Are you even a man if you don’t have a baby within one year of marriage? Why did you even get married if you cannot have a baby? If you don’t have a baby, who will look after you when you get old? A baby is essential to complete a family. Well, guys and girls, once such questions begin, we have no choice but to showcase our ability by producing a baby to carry forward our family legacy.
If the medical field fails to help you bear a baby, our family will have many religious and homemade solutions which can leave any man of science gasping in astonishment. And once you have the miracle baby, it is time for you to step into your parents’ shoes and continue the nostalgic lifelong saga of Kudumbam.
Indian parents and their way of parenting are famous worldwide thanks to the trolls and memes on social media. While we all watch it and laugh our guts out, how many of us are brave enough to acknowledge that maybe what our parents are doing is not right? Is it right for your parents to influence your decisions, from your education to your marriage to your children’s marriage? Are they wrong in asking for this privilege? After all, they sacrificed a lot to raise us. Quite a confusing dilemma.
As a parent, when you are in charge of shaping a human being, it is an essential requirement for you to be informed. When you guide your children, it should not be based on prejudices. Give your children the space to understand themselves, give them information about the various choices available, and try not to make decisions for them. Let them make their own decisions, and maybe they will fail, but surely one day, they will learn to pick themselves up rather than cry out to you for help every time.

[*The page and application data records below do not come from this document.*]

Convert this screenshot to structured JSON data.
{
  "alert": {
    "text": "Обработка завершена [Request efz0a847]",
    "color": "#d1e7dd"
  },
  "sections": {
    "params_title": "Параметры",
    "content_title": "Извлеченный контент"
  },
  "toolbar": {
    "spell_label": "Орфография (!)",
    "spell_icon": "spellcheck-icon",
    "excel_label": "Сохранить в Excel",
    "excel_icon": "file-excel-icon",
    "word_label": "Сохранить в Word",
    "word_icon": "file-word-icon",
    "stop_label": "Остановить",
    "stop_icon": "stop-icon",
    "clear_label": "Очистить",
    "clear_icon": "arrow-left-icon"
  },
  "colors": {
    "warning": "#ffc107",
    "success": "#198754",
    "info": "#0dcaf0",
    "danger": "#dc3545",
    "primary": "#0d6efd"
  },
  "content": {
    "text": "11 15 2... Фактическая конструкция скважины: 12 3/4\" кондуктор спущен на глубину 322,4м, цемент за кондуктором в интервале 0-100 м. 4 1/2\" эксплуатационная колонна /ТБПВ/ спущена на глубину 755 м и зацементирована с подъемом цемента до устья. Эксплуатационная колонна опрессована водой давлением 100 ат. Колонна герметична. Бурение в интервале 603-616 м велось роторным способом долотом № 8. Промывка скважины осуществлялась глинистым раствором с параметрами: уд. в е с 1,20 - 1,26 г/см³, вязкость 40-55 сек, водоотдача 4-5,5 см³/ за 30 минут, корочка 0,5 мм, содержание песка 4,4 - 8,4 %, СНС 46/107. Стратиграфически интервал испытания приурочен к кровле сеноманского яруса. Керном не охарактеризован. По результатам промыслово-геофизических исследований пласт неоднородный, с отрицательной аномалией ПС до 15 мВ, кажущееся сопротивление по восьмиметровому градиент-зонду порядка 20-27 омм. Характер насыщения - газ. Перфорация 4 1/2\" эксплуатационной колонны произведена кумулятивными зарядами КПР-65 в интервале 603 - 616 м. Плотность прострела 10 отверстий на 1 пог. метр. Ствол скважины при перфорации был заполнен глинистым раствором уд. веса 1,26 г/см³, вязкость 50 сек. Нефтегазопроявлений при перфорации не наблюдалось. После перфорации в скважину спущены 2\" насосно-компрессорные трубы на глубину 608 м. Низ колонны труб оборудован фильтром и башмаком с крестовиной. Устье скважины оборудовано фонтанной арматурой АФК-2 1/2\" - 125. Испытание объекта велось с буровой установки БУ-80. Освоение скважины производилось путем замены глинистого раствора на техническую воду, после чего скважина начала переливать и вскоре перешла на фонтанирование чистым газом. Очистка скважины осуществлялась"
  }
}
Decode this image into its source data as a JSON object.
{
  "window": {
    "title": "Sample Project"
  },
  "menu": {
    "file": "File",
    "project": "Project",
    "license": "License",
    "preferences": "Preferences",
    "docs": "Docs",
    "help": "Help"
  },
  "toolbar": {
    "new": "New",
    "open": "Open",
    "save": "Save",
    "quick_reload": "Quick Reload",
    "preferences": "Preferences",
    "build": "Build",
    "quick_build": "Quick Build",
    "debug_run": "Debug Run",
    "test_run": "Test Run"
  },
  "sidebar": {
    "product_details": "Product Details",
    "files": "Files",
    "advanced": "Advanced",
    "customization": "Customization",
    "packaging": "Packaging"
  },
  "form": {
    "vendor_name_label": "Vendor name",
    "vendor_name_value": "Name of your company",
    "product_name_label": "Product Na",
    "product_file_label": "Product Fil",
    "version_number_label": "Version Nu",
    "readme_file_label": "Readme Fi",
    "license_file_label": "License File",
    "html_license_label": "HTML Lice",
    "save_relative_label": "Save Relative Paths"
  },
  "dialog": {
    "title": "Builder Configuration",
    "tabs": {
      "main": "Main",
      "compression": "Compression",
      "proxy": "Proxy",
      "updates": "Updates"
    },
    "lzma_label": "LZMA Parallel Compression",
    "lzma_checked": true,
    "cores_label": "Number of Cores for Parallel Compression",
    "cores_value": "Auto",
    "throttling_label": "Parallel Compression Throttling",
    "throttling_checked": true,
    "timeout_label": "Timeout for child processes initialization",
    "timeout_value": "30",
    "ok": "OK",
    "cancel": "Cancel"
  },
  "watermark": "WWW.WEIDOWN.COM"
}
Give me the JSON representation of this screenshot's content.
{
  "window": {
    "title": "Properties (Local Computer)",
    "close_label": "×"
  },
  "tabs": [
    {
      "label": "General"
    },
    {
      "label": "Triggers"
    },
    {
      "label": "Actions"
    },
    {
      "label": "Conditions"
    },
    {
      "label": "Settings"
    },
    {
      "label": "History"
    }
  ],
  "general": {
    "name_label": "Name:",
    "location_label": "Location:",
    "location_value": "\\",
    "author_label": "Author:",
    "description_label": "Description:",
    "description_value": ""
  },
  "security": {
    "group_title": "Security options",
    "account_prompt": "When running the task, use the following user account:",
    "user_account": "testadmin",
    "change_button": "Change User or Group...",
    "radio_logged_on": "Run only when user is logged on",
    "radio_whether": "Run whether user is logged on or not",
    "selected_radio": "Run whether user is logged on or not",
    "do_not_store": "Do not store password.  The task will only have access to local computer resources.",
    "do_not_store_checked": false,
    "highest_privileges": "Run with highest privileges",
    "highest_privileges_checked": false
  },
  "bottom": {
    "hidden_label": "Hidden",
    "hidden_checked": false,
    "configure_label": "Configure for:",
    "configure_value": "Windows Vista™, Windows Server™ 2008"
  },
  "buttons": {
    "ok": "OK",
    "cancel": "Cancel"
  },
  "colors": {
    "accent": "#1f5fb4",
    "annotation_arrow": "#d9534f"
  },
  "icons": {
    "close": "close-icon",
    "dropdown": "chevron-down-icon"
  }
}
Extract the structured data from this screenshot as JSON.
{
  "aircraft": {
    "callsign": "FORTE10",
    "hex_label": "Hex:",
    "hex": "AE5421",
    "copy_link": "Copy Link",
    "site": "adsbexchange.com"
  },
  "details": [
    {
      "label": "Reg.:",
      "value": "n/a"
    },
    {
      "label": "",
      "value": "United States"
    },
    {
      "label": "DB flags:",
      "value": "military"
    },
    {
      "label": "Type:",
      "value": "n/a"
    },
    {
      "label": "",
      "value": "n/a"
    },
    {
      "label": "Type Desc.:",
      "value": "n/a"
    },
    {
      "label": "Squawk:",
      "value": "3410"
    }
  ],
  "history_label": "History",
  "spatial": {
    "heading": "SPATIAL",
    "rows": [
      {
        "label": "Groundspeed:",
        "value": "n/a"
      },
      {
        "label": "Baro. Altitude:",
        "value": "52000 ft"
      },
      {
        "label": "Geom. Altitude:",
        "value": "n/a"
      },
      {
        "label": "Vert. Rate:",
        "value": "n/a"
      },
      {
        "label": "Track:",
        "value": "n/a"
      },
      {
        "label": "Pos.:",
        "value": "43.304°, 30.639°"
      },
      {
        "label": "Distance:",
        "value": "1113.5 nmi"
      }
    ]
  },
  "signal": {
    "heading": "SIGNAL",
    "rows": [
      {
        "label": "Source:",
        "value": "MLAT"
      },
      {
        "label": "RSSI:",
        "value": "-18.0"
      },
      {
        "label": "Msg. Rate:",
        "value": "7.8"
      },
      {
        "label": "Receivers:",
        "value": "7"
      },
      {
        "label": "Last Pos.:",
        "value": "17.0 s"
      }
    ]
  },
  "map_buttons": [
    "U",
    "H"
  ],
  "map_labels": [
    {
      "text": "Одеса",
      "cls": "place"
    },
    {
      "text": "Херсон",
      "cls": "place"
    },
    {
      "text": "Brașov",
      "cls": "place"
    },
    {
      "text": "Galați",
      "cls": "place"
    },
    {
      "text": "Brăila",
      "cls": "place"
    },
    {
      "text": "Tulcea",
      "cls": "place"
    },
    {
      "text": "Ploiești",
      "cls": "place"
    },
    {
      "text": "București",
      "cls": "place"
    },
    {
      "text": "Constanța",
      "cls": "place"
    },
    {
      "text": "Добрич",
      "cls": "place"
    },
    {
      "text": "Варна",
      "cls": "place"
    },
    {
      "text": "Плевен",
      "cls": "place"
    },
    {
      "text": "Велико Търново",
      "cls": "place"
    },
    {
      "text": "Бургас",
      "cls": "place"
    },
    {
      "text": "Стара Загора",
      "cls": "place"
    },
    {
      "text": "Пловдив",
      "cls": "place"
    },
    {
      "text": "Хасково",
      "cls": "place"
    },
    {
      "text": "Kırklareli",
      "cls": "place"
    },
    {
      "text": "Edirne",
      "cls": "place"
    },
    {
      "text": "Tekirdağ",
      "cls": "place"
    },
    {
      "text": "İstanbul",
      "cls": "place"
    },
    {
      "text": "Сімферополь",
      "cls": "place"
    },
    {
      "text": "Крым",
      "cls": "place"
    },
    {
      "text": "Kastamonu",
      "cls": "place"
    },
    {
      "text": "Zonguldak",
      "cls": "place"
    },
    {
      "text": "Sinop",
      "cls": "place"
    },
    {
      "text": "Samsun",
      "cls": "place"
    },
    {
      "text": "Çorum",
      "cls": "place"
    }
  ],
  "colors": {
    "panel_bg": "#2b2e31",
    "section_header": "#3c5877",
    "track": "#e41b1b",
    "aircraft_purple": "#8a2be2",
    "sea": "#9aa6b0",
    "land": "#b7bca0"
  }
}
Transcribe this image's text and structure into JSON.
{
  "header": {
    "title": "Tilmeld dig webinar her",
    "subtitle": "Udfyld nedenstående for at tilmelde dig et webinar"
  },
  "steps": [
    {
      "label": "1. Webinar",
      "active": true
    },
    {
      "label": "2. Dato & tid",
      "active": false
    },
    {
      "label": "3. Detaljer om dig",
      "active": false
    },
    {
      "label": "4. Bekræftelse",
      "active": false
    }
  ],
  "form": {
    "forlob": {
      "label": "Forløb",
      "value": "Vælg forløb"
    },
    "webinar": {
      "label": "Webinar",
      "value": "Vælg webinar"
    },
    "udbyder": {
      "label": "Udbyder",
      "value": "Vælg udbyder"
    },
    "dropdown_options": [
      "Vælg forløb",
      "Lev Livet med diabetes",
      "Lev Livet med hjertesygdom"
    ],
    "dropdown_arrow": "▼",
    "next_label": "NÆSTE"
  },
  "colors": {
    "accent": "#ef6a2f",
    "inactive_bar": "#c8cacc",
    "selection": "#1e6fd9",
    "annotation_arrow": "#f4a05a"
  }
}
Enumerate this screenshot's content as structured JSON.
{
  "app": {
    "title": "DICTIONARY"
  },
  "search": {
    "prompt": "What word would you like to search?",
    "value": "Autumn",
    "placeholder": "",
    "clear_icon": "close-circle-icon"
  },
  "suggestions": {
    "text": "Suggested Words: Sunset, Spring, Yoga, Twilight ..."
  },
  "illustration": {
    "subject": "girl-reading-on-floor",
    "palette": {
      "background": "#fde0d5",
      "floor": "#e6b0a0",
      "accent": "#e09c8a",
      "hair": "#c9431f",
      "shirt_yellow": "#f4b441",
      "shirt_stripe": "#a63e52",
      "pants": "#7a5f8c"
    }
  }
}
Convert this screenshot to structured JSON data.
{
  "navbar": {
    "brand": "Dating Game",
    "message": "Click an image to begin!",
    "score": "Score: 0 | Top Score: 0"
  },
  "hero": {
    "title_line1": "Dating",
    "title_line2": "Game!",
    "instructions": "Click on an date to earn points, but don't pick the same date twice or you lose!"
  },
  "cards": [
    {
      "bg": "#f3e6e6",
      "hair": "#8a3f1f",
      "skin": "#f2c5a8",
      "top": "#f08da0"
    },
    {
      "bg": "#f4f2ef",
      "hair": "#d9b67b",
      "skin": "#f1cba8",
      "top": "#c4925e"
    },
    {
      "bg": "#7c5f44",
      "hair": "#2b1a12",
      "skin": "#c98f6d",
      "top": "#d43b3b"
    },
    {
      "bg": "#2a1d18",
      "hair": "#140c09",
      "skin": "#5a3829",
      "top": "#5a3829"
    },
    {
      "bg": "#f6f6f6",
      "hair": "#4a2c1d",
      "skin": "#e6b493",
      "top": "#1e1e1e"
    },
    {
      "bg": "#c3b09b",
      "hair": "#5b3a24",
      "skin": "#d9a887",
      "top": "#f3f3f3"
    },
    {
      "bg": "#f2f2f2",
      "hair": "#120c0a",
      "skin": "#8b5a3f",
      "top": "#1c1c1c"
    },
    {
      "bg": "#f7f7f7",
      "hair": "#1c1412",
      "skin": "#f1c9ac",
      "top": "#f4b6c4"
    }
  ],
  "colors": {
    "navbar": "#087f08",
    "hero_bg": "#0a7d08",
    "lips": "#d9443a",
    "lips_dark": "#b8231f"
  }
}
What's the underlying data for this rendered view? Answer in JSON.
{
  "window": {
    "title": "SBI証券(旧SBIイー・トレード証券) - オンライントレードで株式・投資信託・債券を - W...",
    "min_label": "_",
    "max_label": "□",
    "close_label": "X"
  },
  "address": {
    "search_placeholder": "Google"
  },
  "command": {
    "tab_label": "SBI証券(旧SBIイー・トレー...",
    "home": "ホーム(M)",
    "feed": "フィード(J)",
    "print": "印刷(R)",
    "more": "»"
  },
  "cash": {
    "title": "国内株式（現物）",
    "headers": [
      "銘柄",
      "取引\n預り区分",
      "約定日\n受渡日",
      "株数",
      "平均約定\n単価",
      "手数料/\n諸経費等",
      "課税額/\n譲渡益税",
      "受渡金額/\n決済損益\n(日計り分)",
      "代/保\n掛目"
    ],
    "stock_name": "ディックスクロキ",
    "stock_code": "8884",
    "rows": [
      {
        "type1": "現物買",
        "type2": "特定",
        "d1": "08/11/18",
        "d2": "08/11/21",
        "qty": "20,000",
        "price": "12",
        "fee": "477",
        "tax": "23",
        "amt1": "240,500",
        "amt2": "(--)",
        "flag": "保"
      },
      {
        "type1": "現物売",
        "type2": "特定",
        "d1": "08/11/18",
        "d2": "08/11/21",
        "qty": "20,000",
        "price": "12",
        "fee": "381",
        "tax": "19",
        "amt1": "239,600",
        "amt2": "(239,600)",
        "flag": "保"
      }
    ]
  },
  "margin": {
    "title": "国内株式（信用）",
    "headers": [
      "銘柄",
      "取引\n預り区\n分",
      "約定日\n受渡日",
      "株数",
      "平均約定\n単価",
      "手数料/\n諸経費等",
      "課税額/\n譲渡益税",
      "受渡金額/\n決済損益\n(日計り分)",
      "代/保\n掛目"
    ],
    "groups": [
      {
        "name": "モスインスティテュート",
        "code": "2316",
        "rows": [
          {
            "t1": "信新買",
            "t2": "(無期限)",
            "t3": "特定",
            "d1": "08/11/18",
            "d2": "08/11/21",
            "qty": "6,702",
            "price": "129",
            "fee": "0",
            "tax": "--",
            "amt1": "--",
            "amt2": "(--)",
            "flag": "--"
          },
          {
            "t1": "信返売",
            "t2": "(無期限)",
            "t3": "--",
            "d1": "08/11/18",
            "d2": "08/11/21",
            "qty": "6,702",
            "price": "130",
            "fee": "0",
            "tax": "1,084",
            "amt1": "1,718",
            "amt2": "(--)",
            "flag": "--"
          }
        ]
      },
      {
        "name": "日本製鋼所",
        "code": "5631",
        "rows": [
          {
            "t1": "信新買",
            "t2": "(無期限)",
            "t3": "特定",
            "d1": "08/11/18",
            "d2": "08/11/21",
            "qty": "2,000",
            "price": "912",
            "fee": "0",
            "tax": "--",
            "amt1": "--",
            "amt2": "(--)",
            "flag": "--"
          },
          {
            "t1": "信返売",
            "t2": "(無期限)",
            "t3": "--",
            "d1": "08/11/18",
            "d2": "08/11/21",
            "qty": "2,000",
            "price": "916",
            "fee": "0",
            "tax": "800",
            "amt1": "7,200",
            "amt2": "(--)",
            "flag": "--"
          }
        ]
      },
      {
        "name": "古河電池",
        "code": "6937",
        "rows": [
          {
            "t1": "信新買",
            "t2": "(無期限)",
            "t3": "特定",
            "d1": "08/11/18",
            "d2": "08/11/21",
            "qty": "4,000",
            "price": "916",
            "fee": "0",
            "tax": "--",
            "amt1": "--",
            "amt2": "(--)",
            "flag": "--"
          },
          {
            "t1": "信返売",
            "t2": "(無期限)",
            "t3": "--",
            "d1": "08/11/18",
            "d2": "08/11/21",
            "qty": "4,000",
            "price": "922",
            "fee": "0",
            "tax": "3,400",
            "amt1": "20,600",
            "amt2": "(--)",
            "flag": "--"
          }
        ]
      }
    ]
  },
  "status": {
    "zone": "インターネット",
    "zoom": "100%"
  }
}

We as children should also stop putting our parents on a pedestal. They are normal humans but prone to make mistakes and are sometimes even toxic carriers of stereotypes. It is important for everyone to be not blind and question their parent’s thought process when it seems illogical. Also, normalise going against your family’s wishes if it does not seem right. Creating your path in life is not always a sign of arrogance but rather a sign of self-realisation.